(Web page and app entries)
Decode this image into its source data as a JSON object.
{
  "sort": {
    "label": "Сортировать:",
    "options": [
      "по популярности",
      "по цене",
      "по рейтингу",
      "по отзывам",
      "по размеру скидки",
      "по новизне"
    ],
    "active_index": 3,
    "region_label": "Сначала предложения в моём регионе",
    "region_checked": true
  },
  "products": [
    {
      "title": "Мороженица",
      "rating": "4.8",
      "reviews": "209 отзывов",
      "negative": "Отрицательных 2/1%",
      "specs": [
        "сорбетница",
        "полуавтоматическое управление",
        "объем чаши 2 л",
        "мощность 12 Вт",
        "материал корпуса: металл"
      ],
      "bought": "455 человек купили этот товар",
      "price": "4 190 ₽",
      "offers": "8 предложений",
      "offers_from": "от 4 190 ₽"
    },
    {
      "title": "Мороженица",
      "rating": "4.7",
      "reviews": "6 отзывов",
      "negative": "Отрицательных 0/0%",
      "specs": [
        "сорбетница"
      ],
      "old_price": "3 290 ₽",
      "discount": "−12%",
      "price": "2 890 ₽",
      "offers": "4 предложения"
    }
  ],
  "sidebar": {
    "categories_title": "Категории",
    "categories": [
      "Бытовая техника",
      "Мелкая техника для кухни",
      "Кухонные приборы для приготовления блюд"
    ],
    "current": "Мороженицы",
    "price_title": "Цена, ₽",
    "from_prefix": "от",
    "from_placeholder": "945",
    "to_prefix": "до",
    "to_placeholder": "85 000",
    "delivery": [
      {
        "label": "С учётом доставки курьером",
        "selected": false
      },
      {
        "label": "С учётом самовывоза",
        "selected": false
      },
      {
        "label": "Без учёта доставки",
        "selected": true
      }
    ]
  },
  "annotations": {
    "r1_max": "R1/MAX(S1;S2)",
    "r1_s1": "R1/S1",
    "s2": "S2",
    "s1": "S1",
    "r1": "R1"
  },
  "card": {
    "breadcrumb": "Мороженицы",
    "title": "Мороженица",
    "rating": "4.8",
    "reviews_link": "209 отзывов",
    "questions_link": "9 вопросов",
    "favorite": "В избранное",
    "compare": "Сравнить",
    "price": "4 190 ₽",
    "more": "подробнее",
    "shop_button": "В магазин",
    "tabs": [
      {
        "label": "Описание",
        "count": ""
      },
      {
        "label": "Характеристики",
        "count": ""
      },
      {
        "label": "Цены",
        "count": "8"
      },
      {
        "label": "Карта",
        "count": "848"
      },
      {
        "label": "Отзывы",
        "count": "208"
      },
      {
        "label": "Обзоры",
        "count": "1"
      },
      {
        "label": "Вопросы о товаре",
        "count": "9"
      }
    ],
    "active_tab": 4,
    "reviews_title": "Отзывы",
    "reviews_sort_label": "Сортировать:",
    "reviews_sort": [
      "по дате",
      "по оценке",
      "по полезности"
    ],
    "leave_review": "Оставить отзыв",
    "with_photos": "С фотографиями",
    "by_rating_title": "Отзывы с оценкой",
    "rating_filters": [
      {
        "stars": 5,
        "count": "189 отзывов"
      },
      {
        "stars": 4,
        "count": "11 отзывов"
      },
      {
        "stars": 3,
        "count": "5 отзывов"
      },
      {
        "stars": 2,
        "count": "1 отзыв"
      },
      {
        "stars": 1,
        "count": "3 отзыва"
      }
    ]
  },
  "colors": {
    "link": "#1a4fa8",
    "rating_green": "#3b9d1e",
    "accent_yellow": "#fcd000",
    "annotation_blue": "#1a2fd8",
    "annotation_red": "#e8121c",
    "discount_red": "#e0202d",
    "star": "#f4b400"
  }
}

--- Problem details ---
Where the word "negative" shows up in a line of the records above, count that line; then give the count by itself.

--- Solution to the exercise ---
2